And never brought to min’?
Should auld acquaintance be forgot,
And days o’ auld Lang syne?
For auld Lang syne, my dear,
For auld Lang syne,
We’ll take a cup o’ kindness yet
For auld Lang syne!
Roughly, the verses mean:Should old friends be forgotten,
and never brought to mind (remembered)?
Should old friends be forgotten,
and days of long ago.
For (the sake of) long ago, my dear,
for (the sake of) long ago,
We’ll drink a toast
for the sake of long ago!
Q19. What are the most common superstitions in Britain?
There are many superstitions in Britain, but one of the most widely-held is that it is unlucky to walk under a ladder - even if it means stepping off the pavement into a busy street!
If you must pass under a ladder you can avoid bad luck by crossing your fingers and keeping them crossed until you’ve seen a dog. Alternatively, you must lick your finger and make a cross on the toe of your shoe, and not look again at the shoe until the mark has dried.
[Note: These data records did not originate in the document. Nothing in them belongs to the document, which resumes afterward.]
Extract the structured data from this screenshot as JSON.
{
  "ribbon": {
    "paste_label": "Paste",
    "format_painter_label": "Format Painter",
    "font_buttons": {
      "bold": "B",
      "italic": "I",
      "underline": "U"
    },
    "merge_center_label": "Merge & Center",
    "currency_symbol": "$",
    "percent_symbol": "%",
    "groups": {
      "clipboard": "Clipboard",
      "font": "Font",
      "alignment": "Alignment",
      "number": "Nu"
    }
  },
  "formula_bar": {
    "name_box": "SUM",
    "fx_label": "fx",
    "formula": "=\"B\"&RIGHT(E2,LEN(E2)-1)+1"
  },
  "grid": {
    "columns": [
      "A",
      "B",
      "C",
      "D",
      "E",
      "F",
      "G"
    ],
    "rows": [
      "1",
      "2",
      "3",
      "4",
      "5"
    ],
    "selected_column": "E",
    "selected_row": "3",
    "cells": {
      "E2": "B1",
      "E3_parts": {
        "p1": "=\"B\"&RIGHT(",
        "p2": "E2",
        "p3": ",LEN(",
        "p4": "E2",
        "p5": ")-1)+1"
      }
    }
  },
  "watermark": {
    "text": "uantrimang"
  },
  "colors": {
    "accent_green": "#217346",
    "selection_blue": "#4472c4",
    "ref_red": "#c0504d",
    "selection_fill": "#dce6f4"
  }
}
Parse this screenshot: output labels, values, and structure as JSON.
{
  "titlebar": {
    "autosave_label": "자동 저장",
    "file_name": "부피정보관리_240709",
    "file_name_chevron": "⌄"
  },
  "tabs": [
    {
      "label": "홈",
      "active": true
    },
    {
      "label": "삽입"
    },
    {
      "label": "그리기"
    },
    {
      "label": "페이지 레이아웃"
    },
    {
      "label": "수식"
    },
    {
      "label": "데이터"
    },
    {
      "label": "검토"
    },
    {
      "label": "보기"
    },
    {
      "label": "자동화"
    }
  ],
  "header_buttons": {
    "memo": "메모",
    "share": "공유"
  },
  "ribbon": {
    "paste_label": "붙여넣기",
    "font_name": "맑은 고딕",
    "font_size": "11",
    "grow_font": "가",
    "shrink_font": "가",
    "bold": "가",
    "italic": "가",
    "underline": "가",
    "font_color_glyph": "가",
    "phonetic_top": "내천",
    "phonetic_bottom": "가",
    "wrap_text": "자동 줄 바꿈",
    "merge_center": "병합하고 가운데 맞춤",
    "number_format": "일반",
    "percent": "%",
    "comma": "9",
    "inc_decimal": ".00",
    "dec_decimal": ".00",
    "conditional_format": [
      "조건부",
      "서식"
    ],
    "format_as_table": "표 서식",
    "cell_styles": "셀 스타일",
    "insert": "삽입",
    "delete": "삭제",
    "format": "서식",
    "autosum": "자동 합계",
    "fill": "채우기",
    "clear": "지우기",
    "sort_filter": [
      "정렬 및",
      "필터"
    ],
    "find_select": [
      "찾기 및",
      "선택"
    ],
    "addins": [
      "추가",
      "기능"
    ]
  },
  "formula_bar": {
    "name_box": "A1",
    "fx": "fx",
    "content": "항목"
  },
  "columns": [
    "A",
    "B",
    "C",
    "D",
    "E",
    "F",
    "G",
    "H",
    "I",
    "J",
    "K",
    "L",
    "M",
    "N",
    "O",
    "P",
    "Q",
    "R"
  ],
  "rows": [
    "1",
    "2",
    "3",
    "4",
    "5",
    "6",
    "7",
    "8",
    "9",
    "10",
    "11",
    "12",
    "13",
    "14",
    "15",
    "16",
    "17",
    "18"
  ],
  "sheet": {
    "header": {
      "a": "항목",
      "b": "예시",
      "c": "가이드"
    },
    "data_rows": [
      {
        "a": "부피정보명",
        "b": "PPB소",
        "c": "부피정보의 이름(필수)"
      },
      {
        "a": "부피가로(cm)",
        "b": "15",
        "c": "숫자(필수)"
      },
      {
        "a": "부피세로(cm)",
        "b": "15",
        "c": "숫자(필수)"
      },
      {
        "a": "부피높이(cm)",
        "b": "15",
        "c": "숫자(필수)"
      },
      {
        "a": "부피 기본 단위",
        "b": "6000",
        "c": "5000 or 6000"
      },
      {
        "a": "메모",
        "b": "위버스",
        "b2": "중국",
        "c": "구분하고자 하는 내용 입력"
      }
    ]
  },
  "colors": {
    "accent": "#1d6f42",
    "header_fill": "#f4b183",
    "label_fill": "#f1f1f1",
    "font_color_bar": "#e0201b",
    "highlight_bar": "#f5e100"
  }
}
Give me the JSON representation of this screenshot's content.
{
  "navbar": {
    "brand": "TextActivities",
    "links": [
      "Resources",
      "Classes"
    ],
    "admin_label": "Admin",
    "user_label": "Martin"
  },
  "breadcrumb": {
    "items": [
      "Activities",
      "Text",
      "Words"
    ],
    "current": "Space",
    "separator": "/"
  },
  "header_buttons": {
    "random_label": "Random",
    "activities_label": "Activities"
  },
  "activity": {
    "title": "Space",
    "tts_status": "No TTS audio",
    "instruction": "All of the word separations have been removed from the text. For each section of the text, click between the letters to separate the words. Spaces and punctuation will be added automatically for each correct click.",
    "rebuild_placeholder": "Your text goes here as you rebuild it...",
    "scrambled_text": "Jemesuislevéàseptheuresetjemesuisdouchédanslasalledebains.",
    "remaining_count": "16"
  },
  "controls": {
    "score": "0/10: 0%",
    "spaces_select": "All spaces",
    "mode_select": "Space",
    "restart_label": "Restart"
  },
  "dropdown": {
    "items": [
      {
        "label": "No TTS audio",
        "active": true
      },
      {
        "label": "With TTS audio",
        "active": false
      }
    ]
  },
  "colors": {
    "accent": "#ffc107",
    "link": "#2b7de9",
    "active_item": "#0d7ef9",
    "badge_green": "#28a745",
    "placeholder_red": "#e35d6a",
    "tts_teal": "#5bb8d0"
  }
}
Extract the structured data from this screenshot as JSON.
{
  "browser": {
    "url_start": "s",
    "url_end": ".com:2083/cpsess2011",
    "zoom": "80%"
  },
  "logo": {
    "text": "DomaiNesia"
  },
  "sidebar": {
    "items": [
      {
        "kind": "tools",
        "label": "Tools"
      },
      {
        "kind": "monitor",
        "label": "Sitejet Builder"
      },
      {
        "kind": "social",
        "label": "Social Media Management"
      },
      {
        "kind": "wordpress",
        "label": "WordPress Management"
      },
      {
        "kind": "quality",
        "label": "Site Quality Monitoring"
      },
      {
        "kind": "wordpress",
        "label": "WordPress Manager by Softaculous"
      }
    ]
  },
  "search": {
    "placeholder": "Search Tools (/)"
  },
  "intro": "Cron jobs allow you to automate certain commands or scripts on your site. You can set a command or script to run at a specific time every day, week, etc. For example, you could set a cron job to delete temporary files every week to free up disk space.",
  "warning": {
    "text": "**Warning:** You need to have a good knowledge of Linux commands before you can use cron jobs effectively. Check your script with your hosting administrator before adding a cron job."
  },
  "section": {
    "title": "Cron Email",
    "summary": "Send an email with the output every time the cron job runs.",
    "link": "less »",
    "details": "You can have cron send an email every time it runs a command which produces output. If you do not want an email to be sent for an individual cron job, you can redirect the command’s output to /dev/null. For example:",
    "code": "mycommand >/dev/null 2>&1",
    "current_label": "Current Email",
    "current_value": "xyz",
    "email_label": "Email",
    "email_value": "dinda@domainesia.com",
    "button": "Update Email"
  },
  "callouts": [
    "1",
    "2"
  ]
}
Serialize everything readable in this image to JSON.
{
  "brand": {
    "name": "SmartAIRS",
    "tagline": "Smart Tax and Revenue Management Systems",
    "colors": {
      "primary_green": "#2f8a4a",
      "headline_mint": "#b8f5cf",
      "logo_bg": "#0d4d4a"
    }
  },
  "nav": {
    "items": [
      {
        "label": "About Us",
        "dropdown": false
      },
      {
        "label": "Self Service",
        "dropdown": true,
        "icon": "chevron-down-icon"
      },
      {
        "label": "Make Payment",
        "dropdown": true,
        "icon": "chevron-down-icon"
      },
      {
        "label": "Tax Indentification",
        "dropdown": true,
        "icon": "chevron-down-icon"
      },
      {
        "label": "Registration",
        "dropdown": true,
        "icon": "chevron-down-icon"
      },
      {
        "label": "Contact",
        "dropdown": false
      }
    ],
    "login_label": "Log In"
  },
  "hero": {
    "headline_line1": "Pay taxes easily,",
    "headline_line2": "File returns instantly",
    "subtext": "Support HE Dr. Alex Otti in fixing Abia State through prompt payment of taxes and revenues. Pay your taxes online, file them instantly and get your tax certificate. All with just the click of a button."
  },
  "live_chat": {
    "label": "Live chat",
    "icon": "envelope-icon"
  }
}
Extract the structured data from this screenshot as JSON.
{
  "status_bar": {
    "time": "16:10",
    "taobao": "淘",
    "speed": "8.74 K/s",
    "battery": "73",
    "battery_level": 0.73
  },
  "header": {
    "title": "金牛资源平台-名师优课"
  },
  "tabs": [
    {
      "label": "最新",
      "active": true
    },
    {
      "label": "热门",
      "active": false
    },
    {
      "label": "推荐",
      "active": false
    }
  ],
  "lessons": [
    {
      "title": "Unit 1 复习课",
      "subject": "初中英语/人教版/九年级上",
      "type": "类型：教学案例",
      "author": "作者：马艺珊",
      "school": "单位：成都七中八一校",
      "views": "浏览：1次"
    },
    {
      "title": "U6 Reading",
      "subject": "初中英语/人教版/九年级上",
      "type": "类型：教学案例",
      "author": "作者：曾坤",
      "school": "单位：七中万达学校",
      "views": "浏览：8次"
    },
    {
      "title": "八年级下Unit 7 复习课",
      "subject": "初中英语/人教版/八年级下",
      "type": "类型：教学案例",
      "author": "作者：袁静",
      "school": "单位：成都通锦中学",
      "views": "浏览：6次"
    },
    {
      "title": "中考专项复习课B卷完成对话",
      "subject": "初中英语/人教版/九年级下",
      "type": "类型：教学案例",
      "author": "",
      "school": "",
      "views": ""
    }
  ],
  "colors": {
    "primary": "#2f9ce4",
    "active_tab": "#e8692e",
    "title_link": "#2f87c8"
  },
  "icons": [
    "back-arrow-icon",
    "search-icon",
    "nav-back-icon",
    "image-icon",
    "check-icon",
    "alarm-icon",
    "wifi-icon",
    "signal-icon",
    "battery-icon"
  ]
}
Another common superstition is that it is unlucky to open an umbrella in the house - it will either bring misfortune to the person that opened it or to the household. Anyone opening an umbrella in fine weather is unpopular, as it inevitably brings rain!
The number 13 is said to be unlucky for some, and when the 13th day of the month falls on a Friday, anyone wishing to avoid an inauspicious event had better stay indoors.
The worst misfortune that can befall you is incurred by breaking a mirror, as it brings seven years of bad luck! The superstition is supposed to have originated in ancient times, when mirrors were considered to be tools of the gods.
Black cats are generally considered lucky in Britain, even though they are associated with witchcraft - a witch’s animal-familiar is usually a black cat. It is especially lucky if a black cat crosses your path - although in America the exact opposite belief prevails.
Finally, a commonly-held superstition is that of touching wood for luck. This measure is most often taken if you think you have said something that is tempting fate, such as "my car has never broken down - touch wood!"õîñòèíã äëÿ ñàéòîâ © Langust Agency 1999-2020, ññûëêà íà ñàéò îáÿçàòåëüíà